"Time's a goon, right?" says a character in Jennifer Egan's remarkable book A Visit From The Goon Squad. Time is one of many elements that Egan plays with, fragments, flips, turns back on itself. I could describe this as a series of linked short stories, a common form in today's fiction, as in "The Imperfectionists" (Reporting From Rome) or "Great House" (Loss and Memory), but Egan's attempt is more ambitious.
The book's thirteen chapters, divided into Part A and Part B like sides on an LP (showing my age with that reference), follow characters from the punk rock scene of San Francisco in the 70s, through the New York suburbs of the 90s, to a post-modern Manhattan, with side trips to Africa and Naples. In each chapter the tone, the voice and the point of view change, as the stories move forward and backward in time in a discontinuous but not confusing flow. Music, both the creative and business side, is an element in many of the stories, and I can easily imagine that someone could create a CD with a track for each chapter.

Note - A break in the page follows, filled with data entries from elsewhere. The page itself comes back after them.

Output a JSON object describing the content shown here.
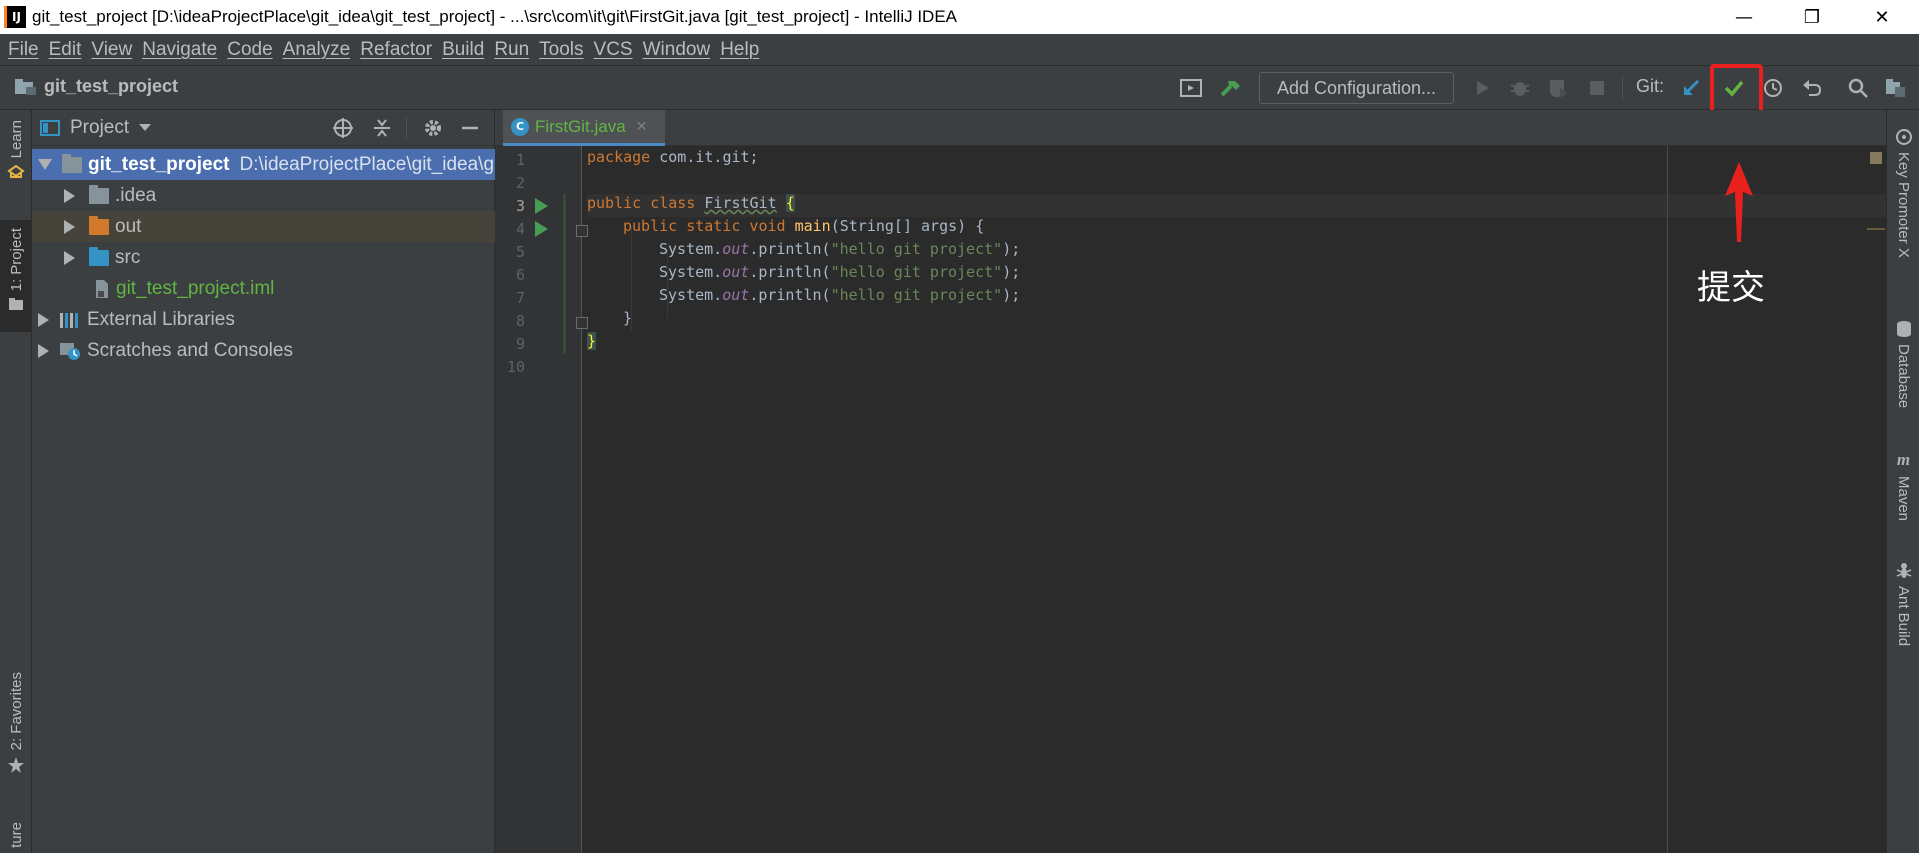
{
  "window": {
    "title": "git_test_project [D:\\ideaProjectPlace\\git_idea\\git_test_project] - ...\\src\\com\\it\\git\\FirstGit.java [git_test_project] - IntelliJ IDEA",
    "app_icon_text": "IJ",
    "controls": {
      "minimize": "—",
      "maximize": "❐",
      "close": "✕"
    }
  },
  "menu": [
    "File",
    "Edit",
    "View",
    "Navigate",
    "Code",
    "Analyze",
    "Refactor",
    "Build",
    "Run",
    "Tools",
    "VCS",
    "Window",
    "Help"
  ],
  "navbar": {
    "project_name": "git_test_project",
    "add_configuration": "Add Configuration...",
    "git_label": "Git:"
  },
  "left_strip": {
    "learn": "Learn",
    "project": "1: Project",
    "favorites": "2: Favorites",
    "structure": "ture"
  },
  "right_strip": {
    "key_promoter": "Key Promoter X",
    "database": "Database",
    "maven": "Maven",
    "ant_build": "Ant Build"
  },
  "project_panel": {
    "title": "Project",
    "tree": [
      {
        "label": "git_test_project",
        "path": "D:\\ideaProjectPlace\\git_idea\\g",
        "icon": "module-folder-icon"
      },
      {
        "label": ".idea",
        "icon": "folder-icon"
      },
      {
        "label": "out",
        "icon": "excluded-folder-icon"
      },
      {
        "label": "src",
        "icon": "source-folder-icon"
      },
      {
        "label": "git_test_project.iml",
        "icon": "iml-file-icon"
      },
      {
        "label": "External Libraries",
        "icon": "libraries-icon"
      },
      {
        "label": "Scratches and Consoles",
        "icon": "scratches-icon"
      }
    ]
  },
  "editor": {
    "tab_label": "FirstGit.java",
    "tab_icon_letter": "C",
    "line_numbers": [
      "1",
      "2",
      "3",
      "4",
      "5",
      "6",
      "7",
      "8",
      "9",
      "10"
    ],
    "code": {
      "l1_kw": "package",
      "l1_rest": " com.it.git;",
      "l3_kw": "public class",
      "l3_name": "FirstGit",
      "l3_brace": "{",
      "l4_kw": "public static void",
      "l4_method": "main",
      "l4_rest": "(String[] args) {",
      "sys": "System.",
      "out": "out",
      "println": ".println(",
      "str": "\"hello git project\"",
      "end": ");",
      "l8": "}",
      "l9": "}"
    }
  },
  "annotation": {
    "text": "提交"
  },
  "colors": {
    "accent_blue": "#4a88c7",
    "highlight_red": "#e8211e",
    "git_green": "#62b543"
  }
}
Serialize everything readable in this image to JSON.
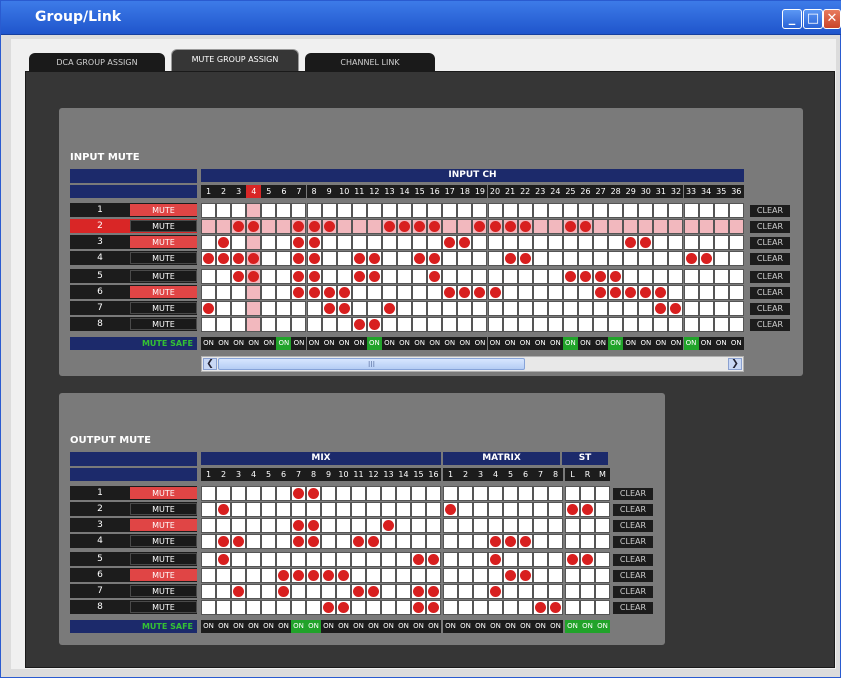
{
  "window": {
    "title": "Group/Link"
  },
  "tabs": [
    {
      "label": "DCA GROUP ASSIGN"
    },
    {
      "label": "MUTE GROUP ASSIGN"
    },
    {
      "label": "CHANNEL LINK"
    }
  ],
  "active_tab": 1,
  "input_mute": {
    "title": "INPUT MUTE",
    "header": "INPUT CH",
    "channels": [
      "1",
      "2",
      "3",
      "4",
      "5",
      "6",
      "7",
      "8",
      "9",
      "10",
      "11",
      "12",
      "13",
      "14",
      "15",
      "16",
      "17",
      "18",
      "19",
      "20",
      "21",
      "22",
      "23",
      "24",
      "25",
      "26",
      "27",
      "28",
      "29",
      "30",
      "31",
      "32",
      "33",
      "34",
      "35",
      "36"
    ],
    "selected_column": 4,
    "rows": [
      {
        "num": "1",
        "mute": "MUTE",
        "mute_on": true,
        "selected": false,
        "assigned": []
      },
      {
        "num": "2",
        "mute": "MUTE",
        "mute_on": false,
        "selected": true,
        "assigned": [
          3,
          4,
          7,
          8,
          9,
          13,
          14,
          15,
          16,
          19,
          20,
          21,
          22,
          25,
          26
        ]
      },
      {
        "num": "3",
        "mute": "MUTE",
        "mute_on": true,
        "selected": false,
        "assigned": [
          2,
          7,
          8,
          17,
          18,
          29,
          30
        ]
      },
      {
        "num": "4",
        "mute": "MUTE",
        "mute_on": false,
        "selected": false,
        "assigned": [
          1,
          2,
          3,
          4,
          7,
          8,
          11,
          12,
          15,
          16,
          21,
          22,
          33,
          34
        ]
      },
      {
        "num": "5",
        "mute": "MUTE",
        "mute_on": false,
        "selected": false,
        "assigned": [
          3,
          4,
          7,
          8,
          11,
          12,
          16,
          25,
          26,
          27,
          28
        ]
      },
      {
        "num": "6",
        "mute": "MUTE",
        "mute_on": true,
        "selected": false,
        "assigned": [
          7,
          8,
          9,
          10,
          17,
          18,
          19,
          20,
          27,
          28,
          29,
          30,
          31
        ]
      },
      {
        "num": "7",
        "mute": "MUTE",
        "mute_on": false,
        "selected": false,
        "assigned": [
          1,
          9,
          10,
          13,
          31,
          32
        ]
      },
      {
        "num": "8",
        "mute": "MUTE",
        "mute_on": false,
        "selected": false,
        "assigned": [
          11,
          12
        ]
      }
    ],
    "clear": "CLEAR",
    "safe_label": "MUTE SAFE",
    "safe_text": "ON",
    "safe_on": [
      6,
      12,
      25,
      28,
      33
    ]
  },
  "output_mute": {
    "title": "OUTPUT MUTE",
    "groups": [
      {
        "label": "MIX"
      },
      {
        "label": "MATRIX"
      },
      {
        "label": "ST"
      }
    ],
    "columns": [
      "1",
      "2",
      "3",
      "4",
      "5",
      "6",
      "7",
      "8",
      "9",
      "10",
      "11",
      "12",
      "13",
      "14",
      "15",
      "16",
      "1",
      "2",
      "3",
      "4",
      "5",
      "6",
      "7",
      "8",
      "L",
      "R",
      "M"
    ],
    "rows": [
      {
        "num": "1",
        "mute": "MUTE",
        "mute_on": true,
        "assigned": [
          7,
          8
        ]
      },
      {
        "num": "2",
        "mute": "MUTE",
        "mute_on": false,
        "assigned": [
          2,
          17,
          25,
          26
        ]
      },
      {
        "num": "3",
        "mute": "MUTE",
        "mute_on": true,
        "assigned": [
          7,
          8,
          13
        ]
      },
      {
        "num": "4",
        "mute": "MUTE",
        "mute_on": false,
        "assigned": [
          2,
          3,
          7,
          8,
          11,
          12,
          20,
          21,
          22
        ]
      },
      {
        "num": "5",
        "mute": "MUTE",
        "mute_on": false,
        "assigned": [
          2,
          15,
          16,
          20,
          25,
          26
        ]
      },
      {
        "num": "6",
        "mute": "MUTE",
        "mute_on": true,
        "assigned": [
          6,
          7,
          8,
          9,
          10,
          21,
          22
        ]
      },
      {
        "num": "7",
        "mute": "MUTE",
        "mute_on": false,
        "assigned": [
          3,
          6,
          11,
          12,
          15,
          16,
          20
        ]
      },
      {
        "num": "8",
        "mute": "MUTE",
        "mute_on": false,
        "assigned": [
          9,
          10,
          15,
          16,
          23,
          24
        ]
      }
    ],
    "clear": "CLEAR",
    "safe_label": "MUTE SAFE",
    "safe_text": "ON",
    "safe_on": [
      7,
      8,
      25,
      26,
      27
    ]
  },
  "scrollbar": {
    "thumb_label": "III",
    "thumb_fraction": 0.6
  }
}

Characters appear as their young and older selves, overlapping with each other in unexpected ways.
Occasionally I thought that Egan tried to be a little too clever, but overall I was fascinated by the the complicated, interwoven lives of her characters.
Note to e-readers: There is a wonderful chapter created by a teenage girl as a Power Point slide show which you will need a magnifying glass to read. But it's worth it.